## [Exercise details]
Please write out all the entries exactly, without the pictures.
Segment Start: Input
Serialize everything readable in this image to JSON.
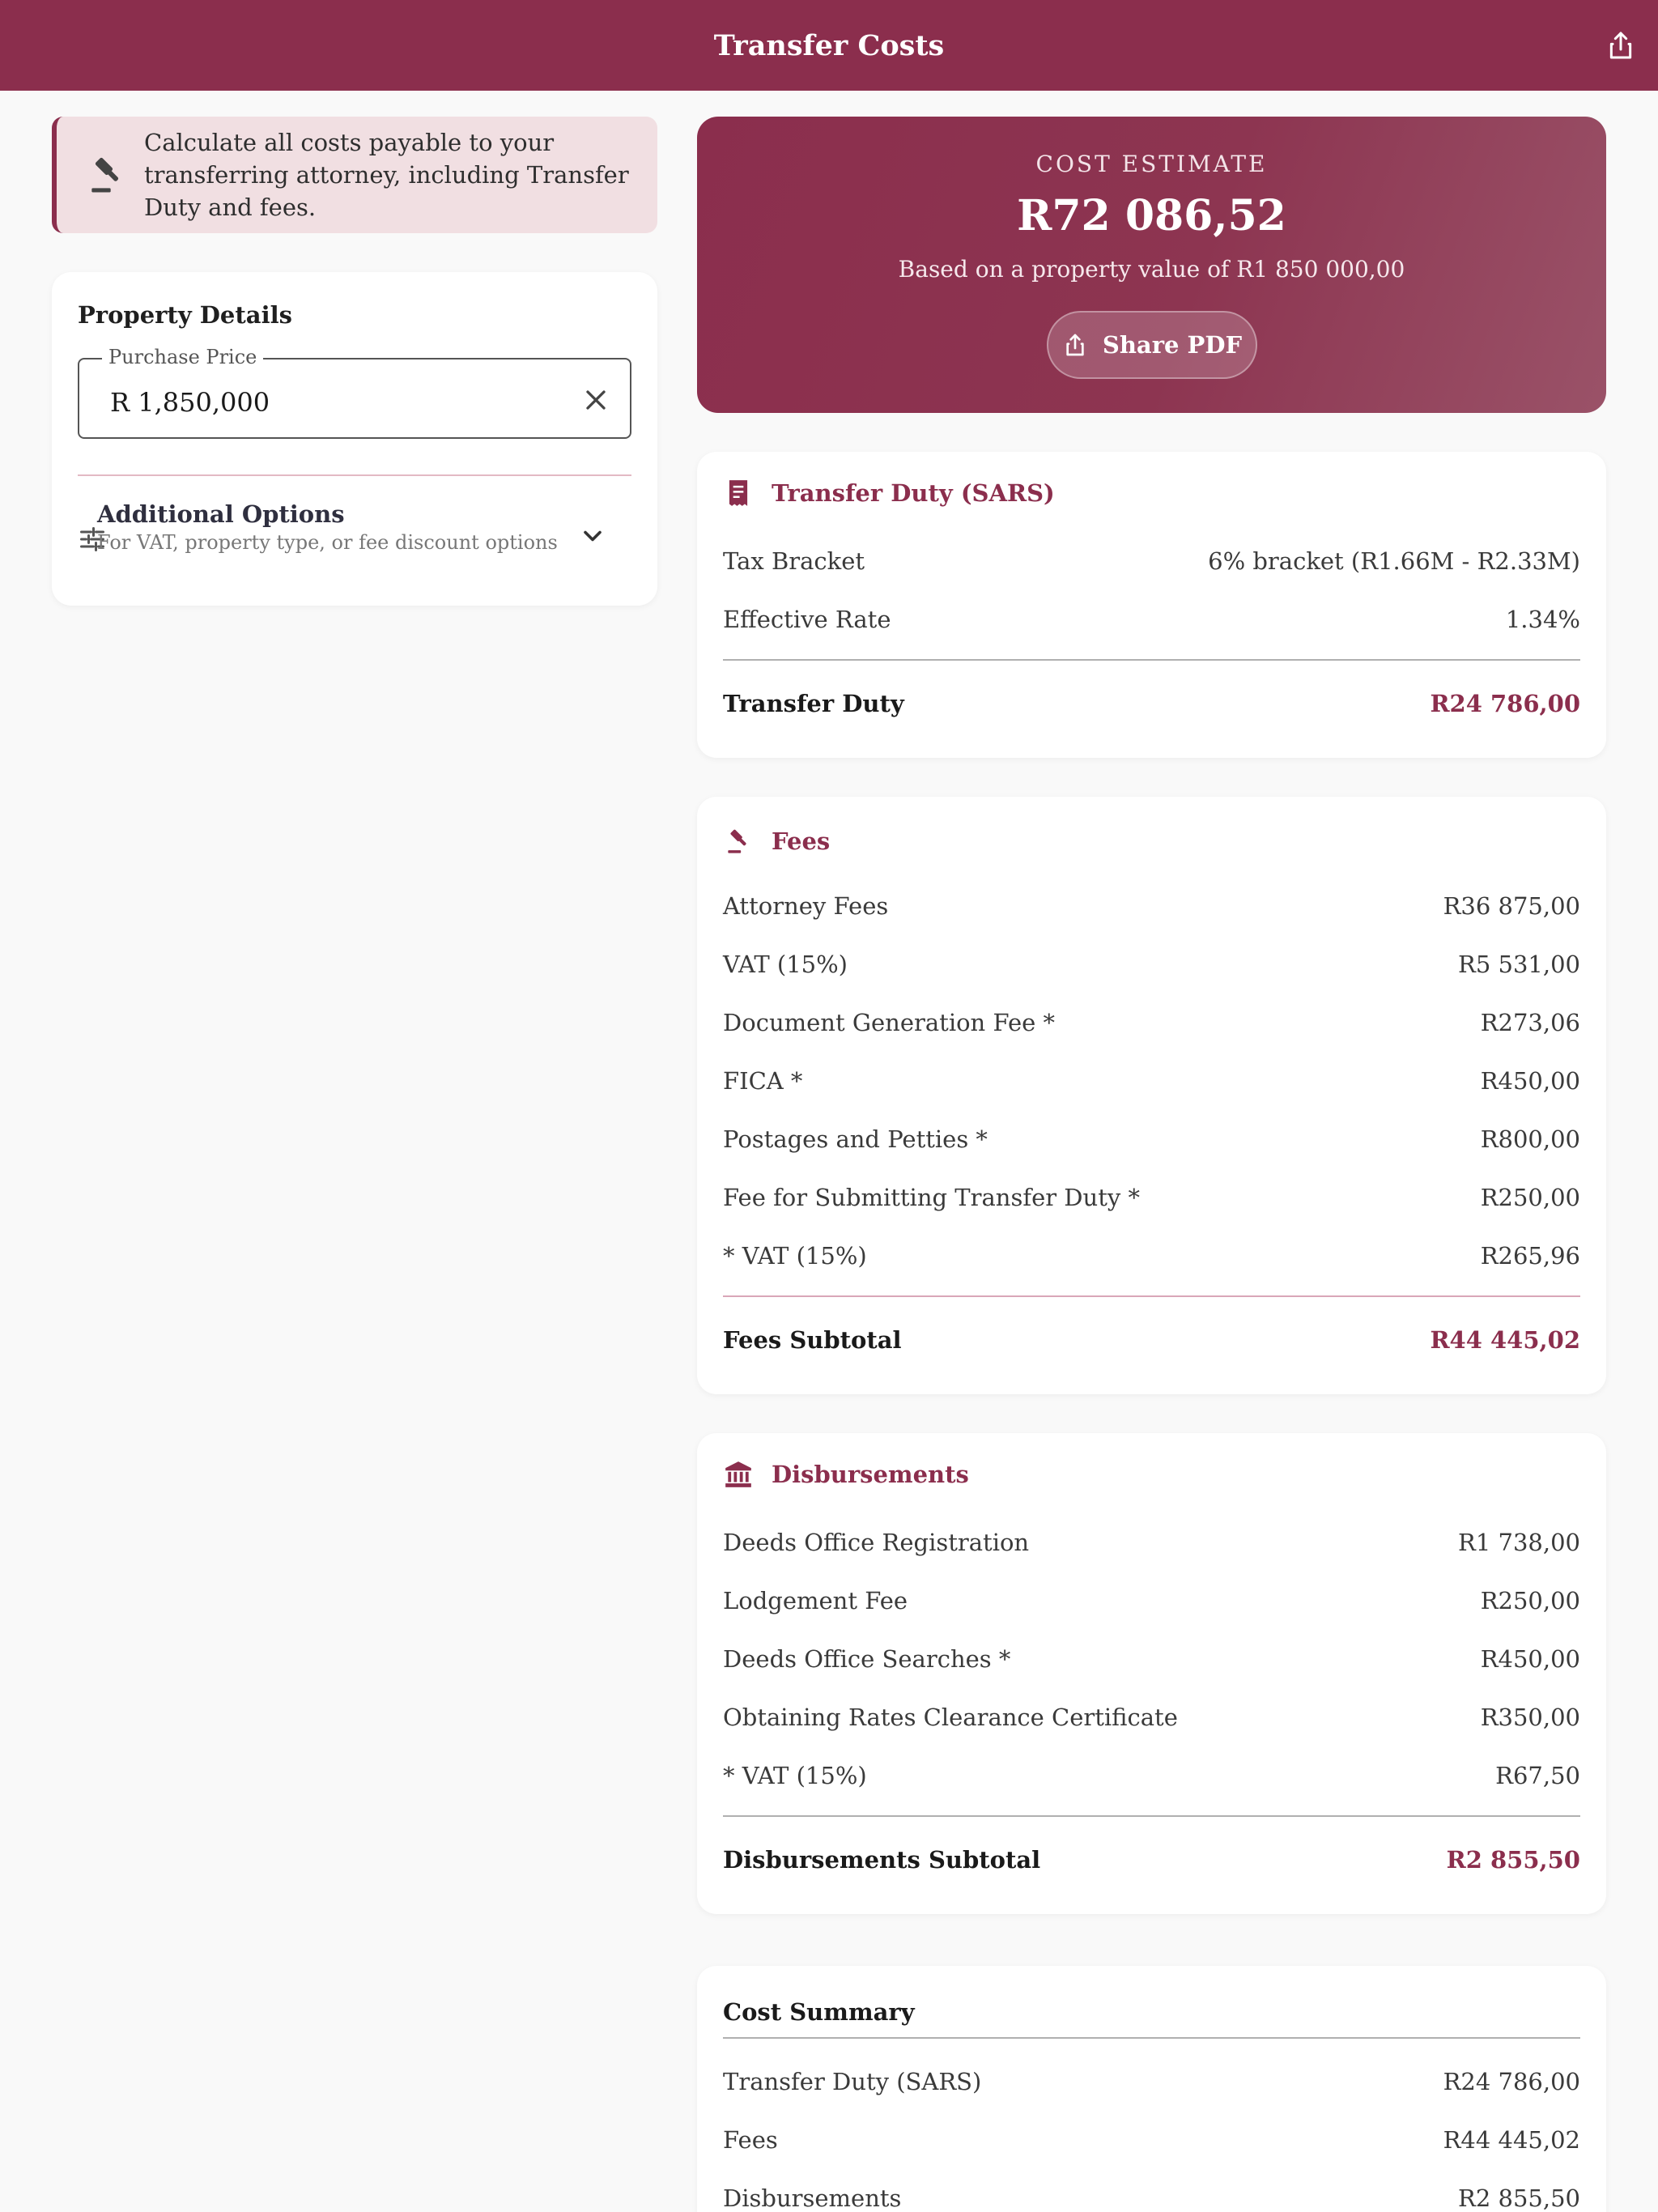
{
  "app_bar": {
    "title": "Transfer Costs"
  },
  "info": {
    "text": "Calculate all costs payable to your transferring attorney, including Transfer Duty and fees."
  },
  "property": {
    "heading": "Property Details",
    "price_label": "Purchase Price",
    "price_value": "R 1,850,000",
    "options_title": "Additional Options",
    "options_sub": "For VAT, property type, or fee discount options"
  },
  "estimate": {
    "kicker": "COST ESTIMATE",
    "amount": "R72 086,52",
    "basis": "Based on a property value of R1 850 000,00",
    "share_label": "Share PDF"
  },
  "duty": {
    "title": "Transfer Duty (SARS)",
    "rows": [
      {
        "label": "Tax Bracket",
        "value": "6% bracket (R1.66M - R2.33M)"
      },
      {
        "label": "Effective Rate",
        "value": "1.34%"
      }
    ],
    "total_label": "Transfer Duty",
    "total_value": "R24 786,00"
  },
  "fees": {
    "title": "Fees",
    "rows": [
      {
        "label": "Attorney Fees",
        "value": "R36 875,00"
      },
      {
        "label": "VAT (15%)",
        "value": "R5 531,00"
      },
      {
        "label": "Document Generation Fee *",
        "value": "R273,06"
      },
      {
        "label": "FICA *",
        "value": "R450,00"
      },
      {
        "label": "Postages and Petties *",
        "value": "R800,00"
      },
      {
        "label": "Fee for Submitting Transfer Duty *",
        "value": "R250,00"
      },
      {
        "label": "* VAT (15%)",
        "value": "R265,96"
      }
    ],
    "total_label": "Fees Subtotal",
    "total_value": "R44 445,02"
  },
  "disb": {
    "title": "Disbursements",
    "rows": [
      {
        "label": "Deeds Office Registration",
        "value": "R1 738,00"
      },
      {
        "label": "Lodgement Fee",
        "value": "R250,00"
      },
      {
        "label": "Deeds Office Searches *",
        "value": "R450,00"
      },
      {
        "label": "Obtaining Rates Clearance Certificate",
        "value": "R350,00"
      },
      {
        "label": "* VAT (15%)",
        "value": "R67,50"
      }
    ],
    "total_label": "Disbursements Subtotal",
    "total_value": "R2 855,50"
  },
  "summary": {
    "title": "Cost Summary",
    "rows": [
      {
        "label": "Transfer Duty (SARS)",
        "value": "R24 786,00"
      },
      {
        "label": "Fees",
        "value": "R44 445,02"
      },
      {
        "label": "Disbursements",
        "value": "R2 855,50"
      }
    ]
  },
  "colors": {
    "brand": "#8b2e4d",
    "banner_bg": "#f1dfe2",
    "page_bg": "#f9f9f9"
  }
}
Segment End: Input
## [Solution for this problem]
Serialize everything readable in this image to JSON.
{
  "app_bar": {
    "title": "Transfer Costs"
  },
  "info": {
    "text": "Calculate all costs payable to your transferring attorney, including Transfer Duty and fees."
  },
  "property": {
    "heading": "Property Details",
    "price_label": "Purchase Price",
    "price_value": "R 1,850,000",
    "options_title": "Additional Options",
    "options_sub": "For VAT, property type, or fee discount options"
  },
  "estimate": {
    "kicker": "COST ESTIMATE",
    "amount": "R72 086,52",
    "basis": "Based on a property value of R1 850 000,00",
    "share_label": "Share PDF"
  },
  "duty": {
    "title": "Transfer Duty (SARS)",
    "rows": [
      {
        "label": "Tax Bracket",
        "value": "6% bracket (R1.66M - R2.33M)"
      },
      {
        "label": "Effective Rate",
        "value": "1.34%"
      }
    ],
    "total_label": "Transfer Duty",
    "total_value": "R24 786,00"
  },
  "fees": {
    "title": "Fees",
    "rows": [
      {
        "label": "Attorney Fees",
        "value": "R36 875,00"
      },
      {
        "label": "VAT (15%)",
        "value": "R5 531,00"
      },
      {
        "label": "Document Generation Fee *",
        "value": "R273,06"
      },
      {
        "label": "FICA *",
        "value": "R450,00"
      },
      {
        "label": "Postages and Petties *",
        "value": "R800,00"
      },
      {
        "label": "Fee for Submitting Transfer Duty *",
        "value": "R250,00"
      },
      {
        "label": "* VAT (15%)",
        "value": "R265,96"
      }
    ],
    "total_label": "Fees Subtotal",
    "total_value": "R44 445,02"
  },
  "disb": {
    "title": "Disbursements",
    "rows": [
      {
        "label": "Deeds Office Registration",
        "value": "R1 738,00"
      },
      {
        "label": "Lodgement Fee",
        "value": "R250,00"
      },
      {
        "label": "Deeds Office Searches *",
        "value": "R450,00"
      },
      {
        "label": "Obtaining Rates Clearance Certificate",
        "value": "R350,00"
      },
      {
        "label": "* VAT (15%)",
        "value": "R67,50"
      }
    ],
    "total_label": "Disbursements Subtotal",
    "total_value": "R2 855,50"
  },
  "summary": {
    "title": "Cost Summary",
    "rows": [
      {
        "label": "Transfer Duty (SARS)",
        "value": "R24 786,00"
      },
      {
        "label": "Fees",
        "value": "R44 445,02"
      },
      {
        "label": "Disbursements",
        "value": "R2 855,50"
      }
    ]
  },
  "colors": {
    "brand": "#8b2e4d",
    "banner_bg": "#f1dfe2",
    "page_bg": "#f9f9f9"
  }
}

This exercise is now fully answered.